These emerging consumer purchase patterns are a huge boon to the direct-sales industry. As buying online is now as commonplace as going to the mall once was, consumers have become increasingly comfortable with purchasing name-brand products from websites or in non-retail settings, like homes. In fact, e-commerce sales for the holiday season grew approximately 20% in 2015 compared to 2014, while retail sales were only up roughly 7.9%.
Savvy direct-selling companies recognize that this is an unprecedented opportunity to widen their customer base as well as increase Distributor ranks. The personalized shopping experience that the business model offers - referral-based sales and a personalized shopping experience - give customers trust and confidence in the value of the products offered for sale.
Even better are the enticing options, such as a general awards program for preferred customers with higher discounts and specials. Or, many customers move on to become Distributors themselves, allowing them to sell the product or a service and set up their own business. Often, the financial investment is no more than a few hundred dollars, and this sum (which varies by company, of course) gives Distributors entrée to a credible company where they commonly receive training and community support to help grow their business. It is truly a unique proposition, as it allows most Distributors to earn some type of steady income.
Given how profitable the direct-selling industry can be, why are so many consumers still wary of its products and reliability?
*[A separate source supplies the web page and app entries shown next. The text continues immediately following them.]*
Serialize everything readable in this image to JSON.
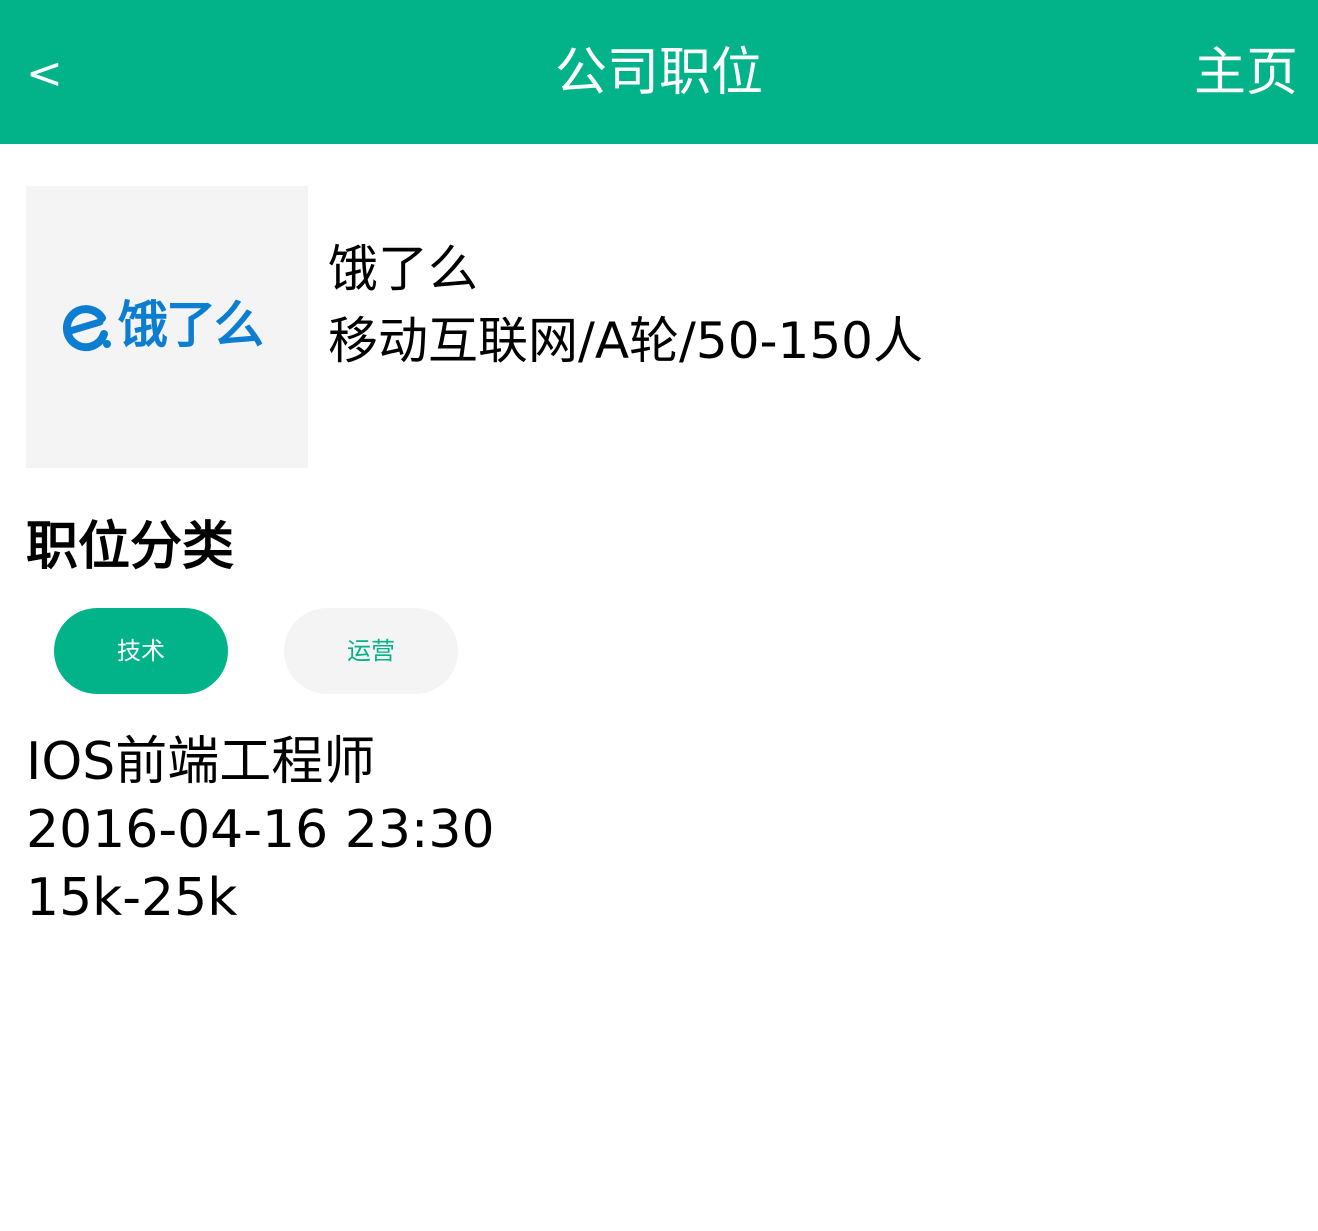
{
  "header": {
    "back_label": "<",
    "title": "公司职位",
    "home_label": "主页",
    "background_color": "#02b38a"
  },
  "company": {
    "logo_text": "饿了么",
    "logo_icon": "eleme-e-icon",
    "logo_color": "#0c7ed1",
    "name": "饿了么",
    "meta": "移动互联网/A轮/50-150人"
  },
  "categories": {
    "title": "职位分类",
    "items": [
      {
        "label": "技术",
        "active": true
      },
      {
        "label": "运营",
        "active": false
      }
    ]
  },
  "jobs": [
    {
      "title": "IOS前端工程师",
      "date": "2016-04-16 23:30",
      "salary": "15k-25k"
    }
  ]
}
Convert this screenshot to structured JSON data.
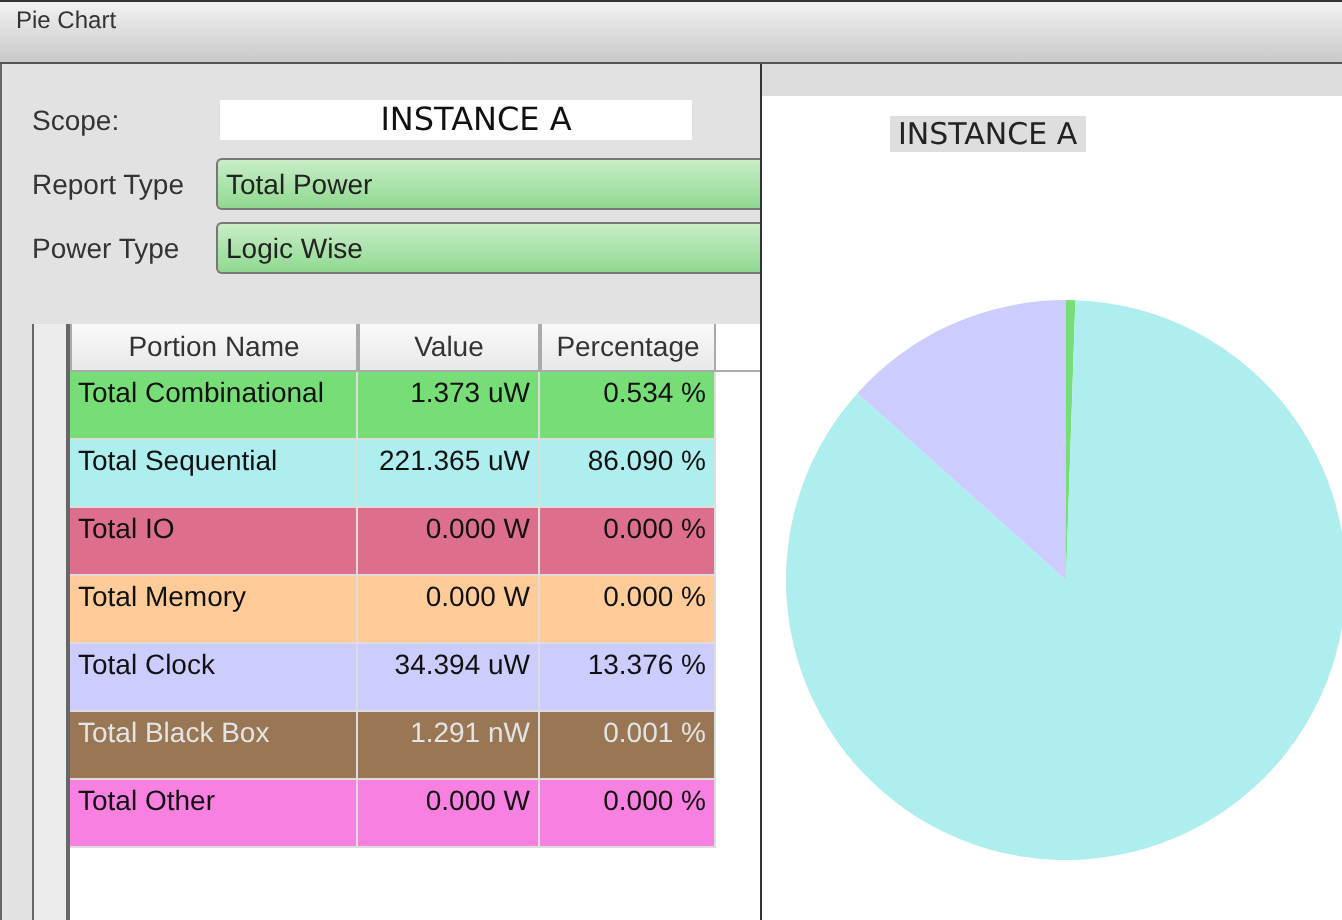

Is it thanks to the years of late-night infomercials that some equate - incorrectly - to direct sales? Or the hard-sell approach? Or because direct-sales companies left all the public relations efforts to its inexperienced Distributors, giving them few guidelines for managing the media and the public's perception of what they were selling? Likely, it was a combination of all three--but in our hyper-connected world, it's imperative that direct-selling companies establish and reinforce their credibility. Otherwise, they're toast!
The best direct-selling companies understand the value of smart and savvy public relations that helps them spread the word through integrated public relations and communication efforts. They see how many new customers are out there and they see new Distributor interest and momentum. It just takes a push from the pros in the right direction, allowing Distributors to leverage a company's reputation which in turn helps them grow their individual businesses. This is how consumers discover and even rediscover fantastic products. It's how they enjoy their personal shopping experience. And it's how they can turn from shopper to seller, and reap all the rewards of a satisfying career as an entrepreneur.